== EXERCISE DIRECTIONS ==
Pull out each line of the records holding the string "words".

DATA FOR THE TASK: Begin

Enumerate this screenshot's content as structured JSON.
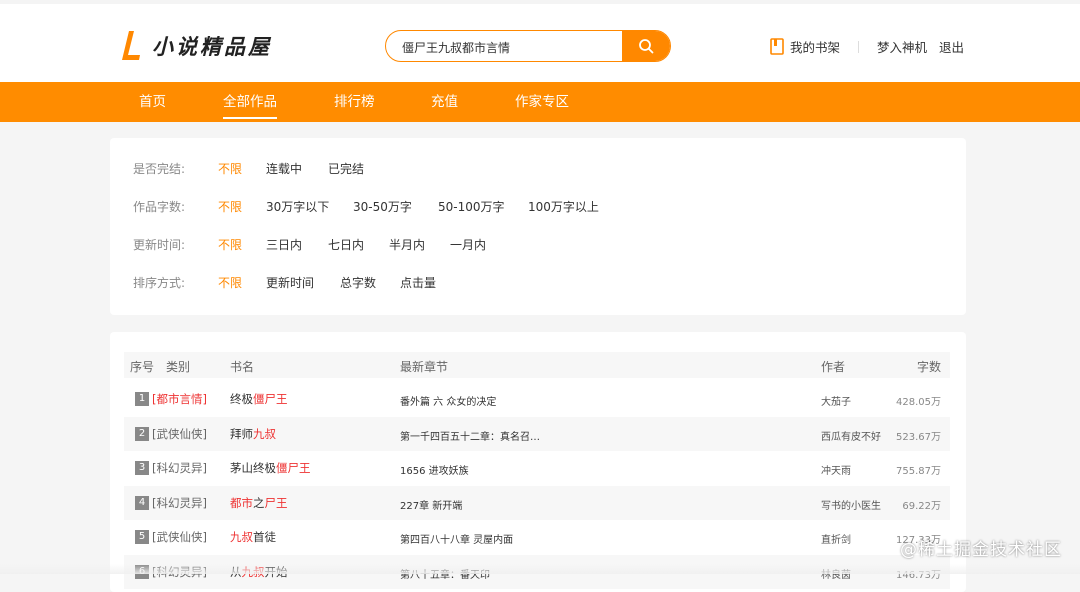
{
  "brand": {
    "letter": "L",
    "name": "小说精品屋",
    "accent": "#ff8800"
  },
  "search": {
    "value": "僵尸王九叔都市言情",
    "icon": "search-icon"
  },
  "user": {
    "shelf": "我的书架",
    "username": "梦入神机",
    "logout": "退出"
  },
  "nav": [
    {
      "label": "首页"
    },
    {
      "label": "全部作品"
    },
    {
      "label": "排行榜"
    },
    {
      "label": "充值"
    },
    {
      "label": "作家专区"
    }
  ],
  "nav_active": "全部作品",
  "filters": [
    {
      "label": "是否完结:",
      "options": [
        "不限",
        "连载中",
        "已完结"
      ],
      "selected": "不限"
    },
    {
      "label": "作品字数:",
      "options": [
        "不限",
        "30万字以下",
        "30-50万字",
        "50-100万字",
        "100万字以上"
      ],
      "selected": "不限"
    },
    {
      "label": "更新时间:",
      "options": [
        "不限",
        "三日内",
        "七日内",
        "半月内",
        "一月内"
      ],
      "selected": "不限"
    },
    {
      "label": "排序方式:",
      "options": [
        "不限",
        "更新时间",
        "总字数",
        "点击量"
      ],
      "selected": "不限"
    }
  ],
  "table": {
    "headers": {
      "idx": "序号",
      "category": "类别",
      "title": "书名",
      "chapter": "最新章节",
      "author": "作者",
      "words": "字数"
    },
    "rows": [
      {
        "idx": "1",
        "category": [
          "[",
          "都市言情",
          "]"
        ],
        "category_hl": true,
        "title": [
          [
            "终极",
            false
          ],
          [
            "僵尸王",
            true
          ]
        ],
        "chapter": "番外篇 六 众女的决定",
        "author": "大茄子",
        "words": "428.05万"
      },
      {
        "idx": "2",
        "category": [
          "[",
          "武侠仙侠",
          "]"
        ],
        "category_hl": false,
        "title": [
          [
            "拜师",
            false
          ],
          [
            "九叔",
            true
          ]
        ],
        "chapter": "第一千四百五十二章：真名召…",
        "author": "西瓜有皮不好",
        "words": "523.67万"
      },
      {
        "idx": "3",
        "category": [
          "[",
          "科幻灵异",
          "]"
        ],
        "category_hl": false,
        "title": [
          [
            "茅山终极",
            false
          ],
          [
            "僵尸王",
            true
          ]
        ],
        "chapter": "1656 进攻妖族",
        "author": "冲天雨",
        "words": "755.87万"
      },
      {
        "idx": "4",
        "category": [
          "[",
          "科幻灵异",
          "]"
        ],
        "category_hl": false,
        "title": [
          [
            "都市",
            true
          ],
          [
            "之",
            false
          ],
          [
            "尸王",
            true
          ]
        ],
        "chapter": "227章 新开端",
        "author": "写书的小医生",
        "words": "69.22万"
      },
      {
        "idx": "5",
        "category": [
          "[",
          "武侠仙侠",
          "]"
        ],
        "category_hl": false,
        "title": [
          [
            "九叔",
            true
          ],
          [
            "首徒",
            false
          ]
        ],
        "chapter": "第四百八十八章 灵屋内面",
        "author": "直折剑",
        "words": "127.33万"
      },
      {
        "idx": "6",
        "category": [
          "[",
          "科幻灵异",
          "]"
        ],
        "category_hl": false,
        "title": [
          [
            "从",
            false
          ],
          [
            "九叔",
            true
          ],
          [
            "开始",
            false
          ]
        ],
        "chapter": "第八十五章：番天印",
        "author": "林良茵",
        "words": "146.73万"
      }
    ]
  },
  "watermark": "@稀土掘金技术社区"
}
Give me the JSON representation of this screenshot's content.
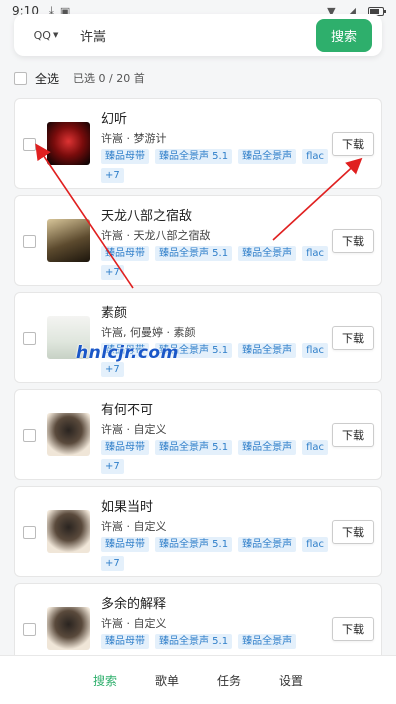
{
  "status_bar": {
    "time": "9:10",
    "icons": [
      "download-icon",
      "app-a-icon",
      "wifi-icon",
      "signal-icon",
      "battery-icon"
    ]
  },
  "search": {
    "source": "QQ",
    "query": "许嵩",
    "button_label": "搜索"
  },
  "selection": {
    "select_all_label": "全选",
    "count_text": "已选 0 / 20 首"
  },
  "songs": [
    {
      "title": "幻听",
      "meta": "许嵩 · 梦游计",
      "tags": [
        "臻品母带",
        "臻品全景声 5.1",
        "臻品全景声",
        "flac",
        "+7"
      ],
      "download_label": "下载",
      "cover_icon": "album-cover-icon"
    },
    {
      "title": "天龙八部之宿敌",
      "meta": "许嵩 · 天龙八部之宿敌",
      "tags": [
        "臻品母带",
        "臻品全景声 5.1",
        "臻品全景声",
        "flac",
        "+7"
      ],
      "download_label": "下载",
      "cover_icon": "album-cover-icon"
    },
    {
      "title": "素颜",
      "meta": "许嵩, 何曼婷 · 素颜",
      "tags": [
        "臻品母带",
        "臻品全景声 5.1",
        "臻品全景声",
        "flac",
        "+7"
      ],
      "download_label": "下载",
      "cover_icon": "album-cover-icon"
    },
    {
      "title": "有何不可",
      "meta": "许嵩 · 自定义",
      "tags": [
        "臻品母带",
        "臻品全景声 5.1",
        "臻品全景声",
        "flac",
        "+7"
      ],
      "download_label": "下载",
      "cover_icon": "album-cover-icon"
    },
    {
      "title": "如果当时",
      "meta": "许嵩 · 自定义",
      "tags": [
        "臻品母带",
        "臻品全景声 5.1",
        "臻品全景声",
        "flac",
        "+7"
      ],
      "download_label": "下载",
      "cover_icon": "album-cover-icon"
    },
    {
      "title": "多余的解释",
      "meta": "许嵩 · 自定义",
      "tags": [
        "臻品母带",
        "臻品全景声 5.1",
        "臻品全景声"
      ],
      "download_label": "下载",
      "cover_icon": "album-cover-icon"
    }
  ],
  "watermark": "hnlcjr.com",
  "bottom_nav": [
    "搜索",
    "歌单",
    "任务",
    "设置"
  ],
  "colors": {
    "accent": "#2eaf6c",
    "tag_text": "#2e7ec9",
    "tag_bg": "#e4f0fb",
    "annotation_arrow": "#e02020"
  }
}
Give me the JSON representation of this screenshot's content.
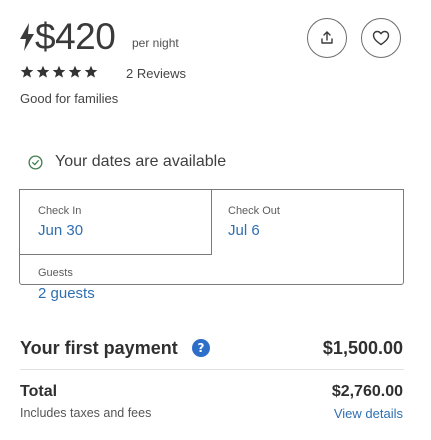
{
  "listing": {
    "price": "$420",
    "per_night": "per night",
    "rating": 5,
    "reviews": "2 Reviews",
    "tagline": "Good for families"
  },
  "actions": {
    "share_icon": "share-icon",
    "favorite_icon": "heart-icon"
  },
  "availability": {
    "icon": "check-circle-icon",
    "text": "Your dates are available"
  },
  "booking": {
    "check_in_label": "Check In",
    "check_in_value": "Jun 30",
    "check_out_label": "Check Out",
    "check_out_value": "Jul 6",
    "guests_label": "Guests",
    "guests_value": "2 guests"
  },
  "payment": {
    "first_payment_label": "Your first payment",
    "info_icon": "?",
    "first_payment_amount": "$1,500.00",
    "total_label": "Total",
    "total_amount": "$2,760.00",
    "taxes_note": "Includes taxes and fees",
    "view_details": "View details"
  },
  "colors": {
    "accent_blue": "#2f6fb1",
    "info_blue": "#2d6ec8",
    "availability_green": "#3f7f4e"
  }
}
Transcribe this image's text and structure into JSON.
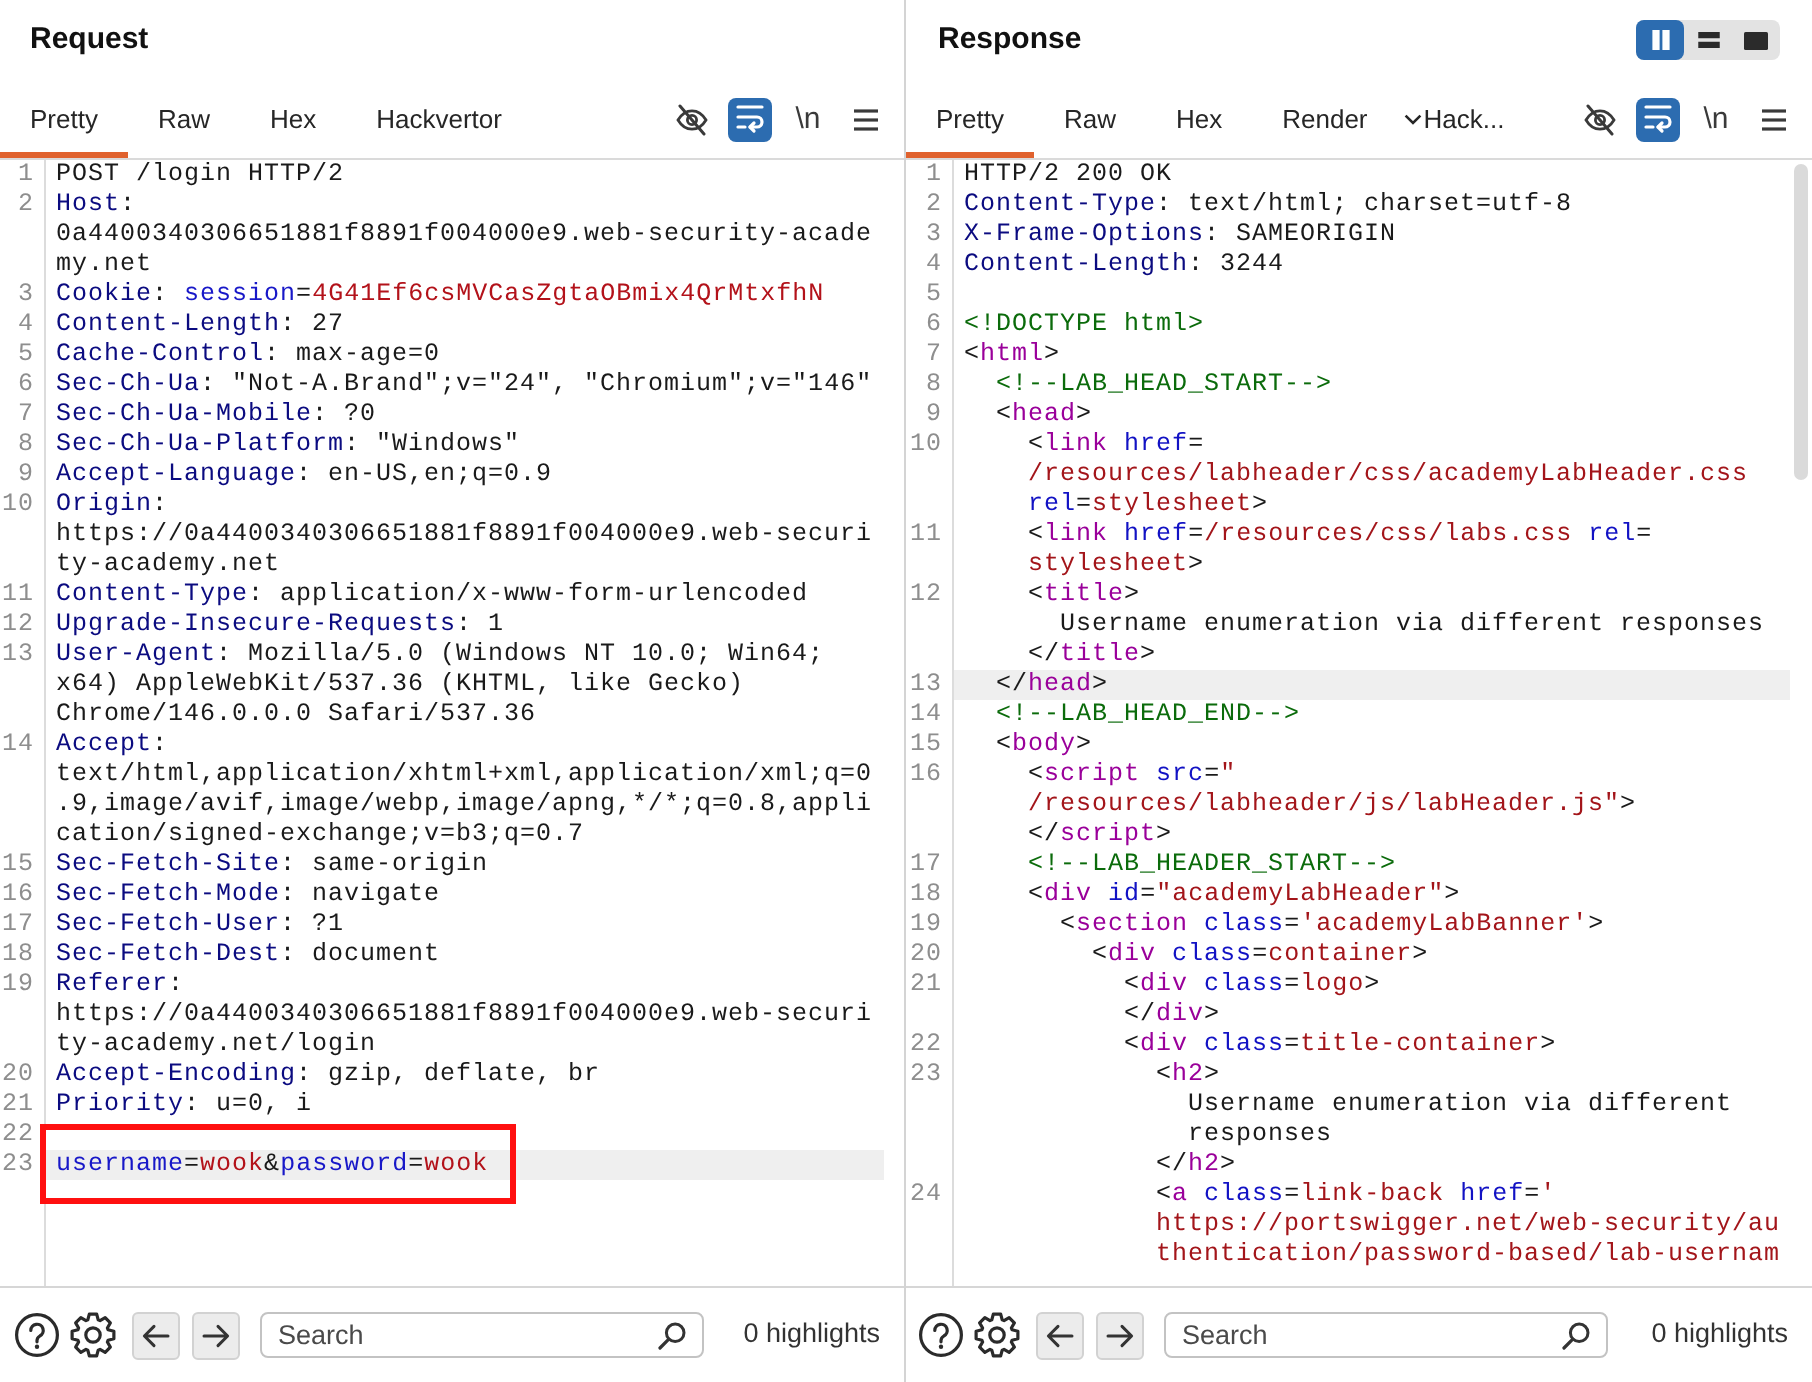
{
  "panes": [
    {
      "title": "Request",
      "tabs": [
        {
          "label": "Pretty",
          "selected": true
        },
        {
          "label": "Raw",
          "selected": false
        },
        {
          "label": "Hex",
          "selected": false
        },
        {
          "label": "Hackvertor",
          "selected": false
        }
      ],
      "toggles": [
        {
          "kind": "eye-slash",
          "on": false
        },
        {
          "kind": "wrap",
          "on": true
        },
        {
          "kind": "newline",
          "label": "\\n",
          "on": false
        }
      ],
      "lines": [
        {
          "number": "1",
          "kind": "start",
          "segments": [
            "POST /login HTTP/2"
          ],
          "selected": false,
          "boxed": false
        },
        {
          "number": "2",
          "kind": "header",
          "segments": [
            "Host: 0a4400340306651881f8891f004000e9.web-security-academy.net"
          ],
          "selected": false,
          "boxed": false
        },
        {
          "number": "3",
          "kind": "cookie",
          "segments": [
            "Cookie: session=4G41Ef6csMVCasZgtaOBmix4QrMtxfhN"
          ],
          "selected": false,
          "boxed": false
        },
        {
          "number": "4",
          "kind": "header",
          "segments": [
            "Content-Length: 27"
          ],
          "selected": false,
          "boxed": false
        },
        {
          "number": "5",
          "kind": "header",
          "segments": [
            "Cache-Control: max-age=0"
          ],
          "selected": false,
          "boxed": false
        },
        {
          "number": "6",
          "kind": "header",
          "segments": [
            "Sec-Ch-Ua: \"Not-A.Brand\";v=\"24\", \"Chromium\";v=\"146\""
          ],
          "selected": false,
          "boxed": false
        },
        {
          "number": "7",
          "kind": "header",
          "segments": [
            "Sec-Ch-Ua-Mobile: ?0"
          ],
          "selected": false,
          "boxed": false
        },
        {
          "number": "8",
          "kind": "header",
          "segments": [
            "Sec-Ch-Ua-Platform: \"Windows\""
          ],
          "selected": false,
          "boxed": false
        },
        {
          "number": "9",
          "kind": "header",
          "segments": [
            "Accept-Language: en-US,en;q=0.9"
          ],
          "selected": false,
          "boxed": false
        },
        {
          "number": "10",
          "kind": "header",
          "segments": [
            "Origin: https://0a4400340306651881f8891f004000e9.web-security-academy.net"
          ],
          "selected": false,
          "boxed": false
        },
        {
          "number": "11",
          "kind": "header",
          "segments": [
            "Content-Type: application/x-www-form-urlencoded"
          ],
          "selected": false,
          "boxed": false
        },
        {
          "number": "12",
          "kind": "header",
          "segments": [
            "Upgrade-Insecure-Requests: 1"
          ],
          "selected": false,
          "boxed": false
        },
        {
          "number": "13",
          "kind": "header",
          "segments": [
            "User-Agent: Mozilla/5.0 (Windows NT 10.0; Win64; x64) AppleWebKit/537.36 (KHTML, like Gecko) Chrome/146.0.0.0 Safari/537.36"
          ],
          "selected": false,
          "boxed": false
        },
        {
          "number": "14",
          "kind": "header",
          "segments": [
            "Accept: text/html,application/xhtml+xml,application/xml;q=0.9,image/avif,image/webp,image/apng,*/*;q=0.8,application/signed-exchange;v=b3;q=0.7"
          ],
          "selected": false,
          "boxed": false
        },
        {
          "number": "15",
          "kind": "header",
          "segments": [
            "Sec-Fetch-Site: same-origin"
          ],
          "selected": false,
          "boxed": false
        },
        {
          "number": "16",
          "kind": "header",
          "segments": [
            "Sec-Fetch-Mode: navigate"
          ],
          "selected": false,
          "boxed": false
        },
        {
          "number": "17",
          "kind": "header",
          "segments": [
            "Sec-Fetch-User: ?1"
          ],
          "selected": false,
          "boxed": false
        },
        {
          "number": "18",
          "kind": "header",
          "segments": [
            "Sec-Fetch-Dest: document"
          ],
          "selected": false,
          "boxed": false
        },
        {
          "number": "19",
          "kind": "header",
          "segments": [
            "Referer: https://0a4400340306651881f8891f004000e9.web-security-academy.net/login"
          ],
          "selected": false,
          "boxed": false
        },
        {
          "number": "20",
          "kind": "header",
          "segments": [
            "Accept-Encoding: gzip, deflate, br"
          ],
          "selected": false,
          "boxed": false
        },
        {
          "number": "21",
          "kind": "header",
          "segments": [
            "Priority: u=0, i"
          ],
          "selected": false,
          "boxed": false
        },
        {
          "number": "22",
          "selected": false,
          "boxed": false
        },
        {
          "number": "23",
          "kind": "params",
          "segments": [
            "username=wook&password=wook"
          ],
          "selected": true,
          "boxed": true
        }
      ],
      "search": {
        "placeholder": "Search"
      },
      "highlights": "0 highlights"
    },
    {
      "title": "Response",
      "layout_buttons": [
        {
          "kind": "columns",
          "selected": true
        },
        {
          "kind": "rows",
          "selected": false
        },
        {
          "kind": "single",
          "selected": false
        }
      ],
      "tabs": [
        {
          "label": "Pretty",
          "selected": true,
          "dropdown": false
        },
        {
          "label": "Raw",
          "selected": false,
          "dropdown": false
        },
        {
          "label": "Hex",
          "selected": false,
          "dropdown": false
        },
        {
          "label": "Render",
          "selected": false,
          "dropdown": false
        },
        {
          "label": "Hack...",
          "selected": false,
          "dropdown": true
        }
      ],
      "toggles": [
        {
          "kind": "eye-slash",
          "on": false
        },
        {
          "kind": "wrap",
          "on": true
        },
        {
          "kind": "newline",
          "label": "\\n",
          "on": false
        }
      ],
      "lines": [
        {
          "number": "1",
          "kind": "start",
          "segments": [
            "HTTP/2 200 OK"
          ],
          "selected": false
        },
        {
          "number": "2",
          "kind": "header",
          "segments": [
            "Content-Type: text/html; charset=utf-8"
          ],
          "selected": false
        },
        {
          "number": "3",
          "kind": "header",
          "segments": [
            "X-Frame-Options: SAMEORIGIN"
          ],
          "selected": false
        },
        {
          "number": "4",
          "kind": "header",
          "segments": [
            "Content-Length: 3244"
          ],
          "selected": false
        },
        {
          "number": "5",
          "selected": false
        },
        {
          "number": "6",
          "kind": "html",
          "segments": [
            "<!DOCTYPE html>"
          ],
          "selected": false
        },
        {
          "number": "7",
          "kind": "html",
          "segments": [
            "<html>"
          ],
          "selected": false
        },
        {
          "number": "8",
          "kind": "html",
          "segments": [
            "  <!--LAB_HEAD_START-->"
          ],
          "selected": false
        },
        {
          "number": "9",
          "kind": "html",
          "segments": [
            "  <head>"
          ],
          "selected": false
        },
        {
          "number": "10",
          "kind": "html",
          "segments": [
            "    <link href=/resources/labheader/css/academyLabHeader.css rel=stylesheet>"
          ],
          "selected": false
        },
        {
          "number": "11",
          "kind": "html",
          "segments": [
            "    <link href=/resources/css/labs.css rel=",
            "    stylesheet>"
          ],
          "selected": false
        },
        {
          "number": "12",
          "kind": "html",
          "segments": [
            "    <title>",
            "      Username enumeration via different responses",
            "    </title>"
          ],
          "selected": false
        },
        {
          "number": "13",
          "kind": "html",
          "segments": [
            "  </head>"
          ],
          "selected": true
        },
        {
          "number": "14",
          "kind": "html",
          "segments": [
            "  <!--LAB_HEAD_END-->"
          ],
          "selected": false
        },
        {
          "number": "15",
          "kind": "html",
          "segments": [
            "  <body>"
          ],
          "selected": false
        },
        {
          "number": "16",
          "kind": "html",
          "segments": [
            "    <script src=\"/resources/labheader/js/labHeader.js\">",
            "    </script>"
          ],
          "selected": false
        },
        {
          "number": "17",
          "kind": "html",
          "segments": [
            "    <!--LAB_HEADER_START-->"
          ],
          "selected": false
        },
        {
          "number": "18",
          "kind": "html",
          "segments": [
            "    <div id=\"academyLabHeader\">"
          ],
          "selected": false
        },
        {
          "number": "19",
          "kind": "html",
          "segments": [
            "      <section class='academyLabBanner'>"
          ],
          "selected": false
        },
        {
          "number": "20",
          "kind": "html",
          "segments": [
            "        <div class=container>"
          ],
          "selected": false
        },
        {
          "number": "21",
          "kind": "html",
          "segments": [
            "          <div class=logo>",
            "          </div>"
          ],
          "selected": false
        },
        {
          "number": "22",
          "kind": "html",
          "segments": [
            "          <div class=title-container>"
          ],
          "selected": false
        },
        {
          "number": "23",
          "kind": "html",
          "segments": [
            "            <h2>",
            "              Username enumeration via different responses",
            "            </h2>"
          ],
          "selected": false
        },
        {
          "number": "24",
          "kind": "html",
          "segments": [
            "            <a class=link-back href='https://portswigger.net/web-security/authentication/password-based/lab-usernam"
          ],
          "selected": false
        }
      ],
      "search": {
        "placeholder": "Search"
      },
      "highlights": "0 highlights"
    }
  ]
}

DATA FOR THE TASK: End

== WRITTEN ANSWER ==
      "words": "字数"
        "words": "428.05万"
        "words": "523.67万"
        "words": "755.87万"
        "words": "69.22万"
        "words": "127.33万"
        "words": "146.73万"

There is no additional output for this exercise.